According to FTSE’s research paper, emerging market economies are being driven into the forefront of global economic growth due to the emergence of new middle class, rapid urbanization, move from export-led to consumption-led growth, and emphasis on production of higher value products.
The Organisation for Economic Co-operation and Development (OECD) is projecting China’s share of the world GDP will rise from 11% in 2011 to 28% by 2030. India’s share will go from 7% in 2011 to 11% by 2030. USA’s share of the world GDP is projected to shrink from 23% to 18% over the same period. Canada’s share will shrink from 2% to 1.6%. As a result, it probably makes some sense for long term investors to allocate a portion of the portfolio to the emerging countries.
There are several ETFs available that can be used to invest in the emerging markets. Below are 2 equity ETFs and 2 bond ETFs that can be used to invest in the emerging markets.
This ETF tracks the performance of the FTSE Emerging Markets index which is a market capitalization-weighted index, which basically means larger companies in the index (and consequently, the ETF) will carry more weight in terms of representation and returns.

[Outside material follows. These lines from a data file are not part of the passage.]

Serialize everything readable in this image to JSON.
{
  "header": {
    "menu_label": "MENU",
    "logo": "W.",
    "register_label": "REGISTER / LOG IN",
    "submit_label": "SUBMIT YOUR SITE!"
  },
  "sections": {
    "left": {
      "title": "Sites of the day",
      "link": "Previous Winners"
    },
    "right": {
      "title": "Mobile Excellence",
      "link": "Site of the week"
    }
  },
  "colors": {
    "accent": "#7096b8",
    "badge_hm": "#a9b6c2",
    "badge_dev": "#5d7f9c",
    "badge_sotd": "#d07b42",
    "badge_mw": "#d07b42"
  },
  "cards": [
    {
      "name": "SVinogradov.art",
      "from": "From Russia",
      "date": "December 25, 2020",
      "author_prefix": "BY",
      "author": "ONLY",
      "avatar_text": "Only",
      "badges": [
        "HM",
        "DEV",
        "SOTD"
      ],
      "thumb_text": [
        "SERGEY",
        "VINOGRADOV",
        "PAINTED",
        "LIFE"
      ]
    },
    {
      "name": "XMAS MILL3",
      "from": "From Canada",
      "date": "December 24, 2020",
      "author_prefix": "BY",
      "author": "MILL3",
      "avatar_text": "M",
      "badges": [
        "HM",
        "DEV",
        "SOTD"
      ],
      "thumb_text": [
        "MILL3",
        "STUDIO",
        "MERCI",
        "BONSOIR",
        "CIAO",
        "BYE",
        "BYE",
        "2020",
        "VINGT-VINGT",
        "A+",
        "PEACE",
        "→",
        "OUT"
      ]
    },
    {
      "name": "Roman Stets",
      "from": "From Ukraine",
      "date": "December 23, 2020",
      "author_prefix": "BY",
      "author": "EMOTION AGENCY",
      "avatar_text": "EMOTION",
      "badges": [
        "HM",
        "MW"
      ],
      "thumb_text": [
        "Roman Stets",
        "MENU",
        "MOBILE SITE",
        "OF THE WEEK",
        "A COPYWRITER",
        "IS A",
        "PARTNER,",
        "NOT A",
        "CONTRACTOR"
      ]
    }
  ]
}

One main reason to consider this ETF is that it is the cheapest emerging market ETF available in Canada with a management fee of 0.49%. Of note, this ETF will slowly reduce exposure to South Korea as it is now classified as a ‘developed market’ by FTSE.
This ETF tracks the FTSE RAFI Emerging Markets index. This index uses 4 fundamental factors to determine a company’s weight in the index according to specific rules. These factors are dividends, cash flow, sales, and book value of a company.

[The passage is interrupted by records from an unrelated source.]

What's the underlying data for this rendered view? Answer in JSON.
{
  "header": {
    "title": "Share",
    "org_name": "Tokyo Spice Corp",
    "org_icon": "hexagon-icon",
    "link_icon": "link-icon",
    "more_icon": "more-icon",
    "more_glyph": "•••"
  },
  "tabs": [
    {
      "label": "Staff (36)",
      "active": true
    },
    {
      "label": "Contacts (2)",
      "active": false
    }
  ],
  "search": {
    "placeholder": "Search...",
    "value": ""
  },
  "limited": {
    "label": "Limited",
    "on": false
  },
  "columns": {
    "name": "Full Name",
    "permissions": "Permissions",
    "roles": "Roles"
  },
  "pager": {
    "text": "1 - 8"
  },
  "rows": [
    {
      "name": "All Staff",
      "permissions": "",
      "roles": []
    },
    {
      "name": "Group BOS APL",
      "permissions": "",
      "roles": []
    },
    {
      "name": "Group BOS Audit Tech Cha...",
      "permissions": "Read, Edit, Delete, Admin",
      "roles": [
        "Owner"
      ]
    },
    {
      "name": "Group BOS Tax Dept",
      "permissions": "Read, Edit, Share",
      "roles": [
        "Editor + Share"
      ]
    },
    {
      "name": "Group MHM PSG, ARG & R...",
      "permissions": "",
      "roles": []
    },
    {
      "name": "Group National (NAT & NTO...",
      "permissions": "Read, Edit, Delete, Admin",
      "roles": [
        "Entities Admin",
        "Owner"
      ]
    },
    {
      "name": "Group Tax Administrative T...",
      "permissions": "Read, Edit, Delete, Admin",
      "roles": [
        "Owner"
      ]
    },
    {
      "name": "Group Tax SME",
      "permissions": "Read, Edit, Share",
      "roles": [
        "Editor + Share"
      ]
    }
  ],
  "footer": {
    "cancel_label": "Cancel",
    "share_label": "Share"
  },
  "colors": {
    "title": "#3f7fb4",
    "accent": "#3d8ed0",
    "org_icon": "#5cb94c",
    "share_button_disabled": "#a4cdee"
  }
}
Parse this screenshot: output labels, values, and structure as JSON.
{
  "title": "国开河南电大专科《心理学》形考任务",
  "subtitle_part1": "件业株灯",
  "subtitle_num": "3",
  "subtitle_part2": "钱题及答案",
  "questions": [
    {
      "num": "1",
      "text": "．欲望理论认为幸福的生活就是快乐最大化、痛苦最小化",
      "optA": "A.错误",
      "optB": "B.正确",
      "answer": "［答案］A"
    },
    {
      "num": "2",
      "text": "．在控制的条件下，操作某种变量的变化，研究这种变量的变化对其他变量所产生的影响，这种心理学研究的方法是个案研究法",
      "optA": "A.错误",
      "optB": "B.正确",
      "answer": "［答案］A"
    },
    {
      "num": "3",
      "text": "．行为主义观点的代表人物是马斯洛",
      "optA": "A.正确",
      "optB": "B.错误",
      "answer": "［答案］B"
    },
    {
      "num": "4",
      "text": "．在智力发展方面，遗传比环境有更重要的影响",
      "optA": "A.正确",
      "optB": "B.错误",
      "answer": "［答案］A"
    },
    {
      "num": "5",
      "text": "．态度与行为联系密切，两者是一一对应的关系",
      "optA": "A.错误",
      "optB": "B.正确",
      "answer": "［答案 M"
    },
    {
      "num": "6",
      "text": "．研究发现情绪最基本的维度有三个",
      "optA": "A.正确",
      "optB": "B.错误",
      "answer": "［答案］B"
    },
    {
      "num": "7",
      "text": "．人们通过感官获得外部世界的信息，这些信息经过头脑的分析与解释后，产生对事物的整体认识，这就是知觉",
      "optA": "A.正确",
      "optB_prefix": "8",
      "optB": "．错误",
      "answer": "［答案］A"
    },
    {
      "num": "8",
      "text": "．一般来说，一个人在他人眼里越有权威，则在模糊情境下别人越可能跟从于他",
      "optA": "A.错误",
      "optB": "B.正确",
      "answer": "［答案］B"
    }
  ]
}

This ETF is more expensive with a management fee of 0.65%, but since it uses a different indexing methodology, I prefer to use this ETF to get style diversification.

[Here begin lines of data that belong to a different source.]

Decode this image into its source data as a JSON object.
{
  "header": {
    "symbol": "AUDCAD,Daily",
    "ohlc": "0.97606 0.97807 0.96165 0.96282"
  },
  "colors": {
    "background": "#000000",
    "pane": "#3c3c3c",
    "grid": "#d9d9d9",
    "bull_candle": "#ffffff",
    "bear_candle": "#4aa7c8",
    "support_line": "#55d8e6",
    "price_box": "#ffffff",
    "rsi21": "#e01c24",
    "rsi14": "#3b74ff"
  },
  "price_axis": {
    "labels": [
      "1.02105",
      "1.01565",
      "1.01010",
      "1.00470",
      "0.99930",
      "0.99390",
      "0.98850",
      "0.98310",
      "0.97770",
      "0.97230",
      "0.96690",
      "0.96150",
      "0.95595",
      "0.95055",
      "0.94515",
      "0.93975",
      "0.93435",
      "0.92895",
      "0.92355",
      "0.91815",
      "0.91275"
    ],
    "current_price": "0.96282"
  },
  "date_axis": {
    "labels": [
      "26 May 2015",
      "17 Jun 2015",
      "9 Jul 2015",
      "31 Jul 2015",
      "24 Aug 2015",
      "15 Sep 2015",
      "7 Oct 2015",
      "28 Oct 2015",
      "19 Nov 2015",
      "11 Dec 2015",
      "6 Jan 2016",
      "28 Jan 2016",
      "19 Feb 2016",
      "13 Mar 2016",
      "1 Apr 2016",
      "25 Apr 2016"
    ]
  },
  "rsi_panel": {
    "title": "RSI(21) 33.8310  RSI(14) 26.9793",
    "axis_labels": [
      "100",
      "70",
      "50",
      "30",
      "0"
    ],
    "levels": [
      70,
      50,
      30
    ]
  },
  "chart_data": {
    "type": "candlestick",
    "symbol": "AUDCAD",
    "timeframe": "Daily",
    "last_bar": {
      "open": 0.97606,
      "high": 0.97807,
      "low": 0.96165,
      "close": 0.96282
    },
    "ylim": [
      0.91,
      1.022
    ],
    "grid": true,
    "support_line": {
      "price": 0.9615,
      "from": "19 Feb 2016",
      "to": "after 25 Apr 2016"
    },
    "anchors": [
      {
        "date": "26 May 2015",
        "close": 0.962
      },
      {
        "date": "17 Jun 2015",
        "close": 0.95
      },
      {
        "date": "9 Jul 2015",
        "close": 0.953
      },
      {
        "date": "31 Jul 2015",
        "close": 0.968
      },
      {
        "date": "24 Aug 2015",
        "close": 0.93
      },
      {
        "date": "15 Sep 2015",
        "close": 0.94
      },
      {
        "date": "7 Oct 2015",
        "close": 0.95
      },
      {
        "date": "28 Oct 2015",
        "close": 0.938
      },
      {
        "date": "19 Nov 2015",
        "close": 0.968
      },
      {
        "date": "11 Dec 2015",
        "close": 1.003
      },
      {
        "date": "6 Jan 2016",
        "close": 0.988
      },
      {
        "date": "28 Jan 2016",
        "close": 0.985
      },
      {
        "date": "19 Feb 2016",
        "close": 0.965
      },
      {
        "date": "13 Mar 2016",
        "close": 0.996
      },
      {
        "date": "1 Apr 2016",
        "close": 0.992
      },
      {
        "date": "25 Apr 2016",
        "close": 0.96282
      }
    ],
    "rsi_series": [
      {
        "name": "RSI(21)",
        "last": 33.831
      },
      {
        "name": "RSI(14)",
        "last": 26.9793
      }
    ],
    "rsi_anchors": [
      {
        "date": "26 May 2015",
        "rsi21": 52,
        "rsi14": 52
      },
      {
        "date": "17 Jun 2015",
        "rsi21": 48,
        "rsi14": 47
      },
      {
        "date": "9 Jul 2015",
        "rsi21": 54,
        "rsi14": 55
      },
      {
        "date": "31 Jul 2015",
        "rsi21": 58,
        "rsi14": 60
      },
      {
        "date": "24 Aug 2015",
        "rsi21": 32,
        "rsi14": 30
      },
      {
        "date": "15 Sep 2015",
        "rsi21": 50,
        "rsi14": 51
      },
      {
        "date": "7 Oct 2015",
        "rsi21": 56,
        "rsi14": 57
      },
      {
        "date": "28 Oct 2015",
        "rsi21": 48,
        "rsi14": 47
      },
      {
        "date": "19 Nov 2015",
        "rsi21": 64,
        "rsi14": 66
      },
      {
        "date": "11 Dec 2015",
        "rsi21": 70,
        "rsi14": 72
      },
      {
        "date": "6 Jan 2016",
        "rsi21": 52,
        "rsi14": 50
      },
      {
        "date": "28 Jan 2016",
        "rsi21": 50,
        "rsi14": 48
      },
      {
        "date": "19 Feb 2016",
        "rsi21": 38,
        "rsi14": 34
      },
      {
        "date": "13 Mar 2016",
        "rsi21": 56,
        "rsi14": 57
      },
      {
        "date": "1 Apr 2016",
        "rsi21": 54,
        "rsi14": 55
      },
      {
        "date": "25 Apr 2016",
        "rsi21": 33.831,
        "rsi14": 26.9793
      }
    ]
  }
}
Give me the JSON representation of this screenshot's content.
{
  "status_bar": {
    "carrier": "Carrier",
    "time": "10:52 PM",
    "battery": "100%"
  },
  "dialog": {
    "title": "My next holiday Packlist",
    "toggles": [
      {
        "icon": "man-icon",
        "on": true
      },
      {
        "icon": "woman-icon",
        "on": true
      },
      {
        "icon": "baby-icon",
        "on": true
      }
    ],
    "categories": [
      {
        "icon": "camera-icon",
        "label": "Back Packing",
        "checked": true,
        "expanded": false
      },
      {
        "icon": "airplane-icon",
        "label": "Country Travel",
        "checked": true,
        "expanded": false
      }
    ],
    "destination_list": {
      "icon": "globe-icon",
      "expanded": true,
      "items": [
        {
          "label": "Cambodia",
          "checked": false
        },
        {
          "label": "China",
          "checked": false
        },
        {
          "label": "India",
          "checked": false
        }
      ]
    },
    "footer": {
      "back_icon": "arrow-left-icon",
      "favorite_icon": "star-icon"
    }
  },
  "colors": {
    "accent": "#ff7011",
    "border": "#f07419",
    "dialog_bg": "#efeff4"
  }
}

There are several options to access emerging market debt investments including forward-currency contracts, local currency sovereign bonds, USD-denominated sovereign bonds and USD-denominated bonds of EM corporations.
The 2 ETFs discussed below are both sovereign (government) bonds.
This ETF tracks the Barclays Capital Emerging Markets Tradable USD Sovereign Bond Index CAD Hedged benchmark (now that’s a mouthful). The bonds held are U.S. dollar denominated sovereign debt from emerging market issuers, and the currency is hedged back to Canadian dollars.
According to the Exploring Emerging Markets Debt article in the Journal of Indexes, most of the emerging market USD sovereign bond yields are influenced by the changes in the U.S. Treasury curve more than the local emerging market factors.
This ETF tracks the Barclays EM Local Currency Government Diversified Index which is a fixed-rate local currency sovereign debt of emerging market countries. Investors benefit from diversification through gaining exposure to local economic and interest rate factors. This ETF trades in the U.S. so Canadian investors will be exposed to an additional USD-CAD currency risk.
About Emerging Markets Index Benchmarks
Not all emerging market indices are created equal, and since ETFs track various benchmarks, it is a good practice to check what the underlying index of an ETF holds.
For instance, according to Standard and Poor’s article Looking Beyond Traditional Benchmarks To Add Value In Emerging Markets, traditional market capitalization weighted emerging market indices like the MSCI Emerging Market Index have a heavier concentration to the more mature economies like South Korea. In addition, the index is also lacks exposure to smaller companies which can often show higher growth.
The U.S. has more ETFs to choose from to invest in the emerging markets if you want to be more tactical and diversify away from the traditional market capitalization index. Some of these ETFs are shown in Exhibit 11 of the article mentioned above.
4. S&P Dow Jones Indices- Looking Beyond Traditional Benchmarks To Add Value In Emerging Markets
5. Journal Of Indexes: Jan/Feb 2013 – Exploring Emerging Market Debt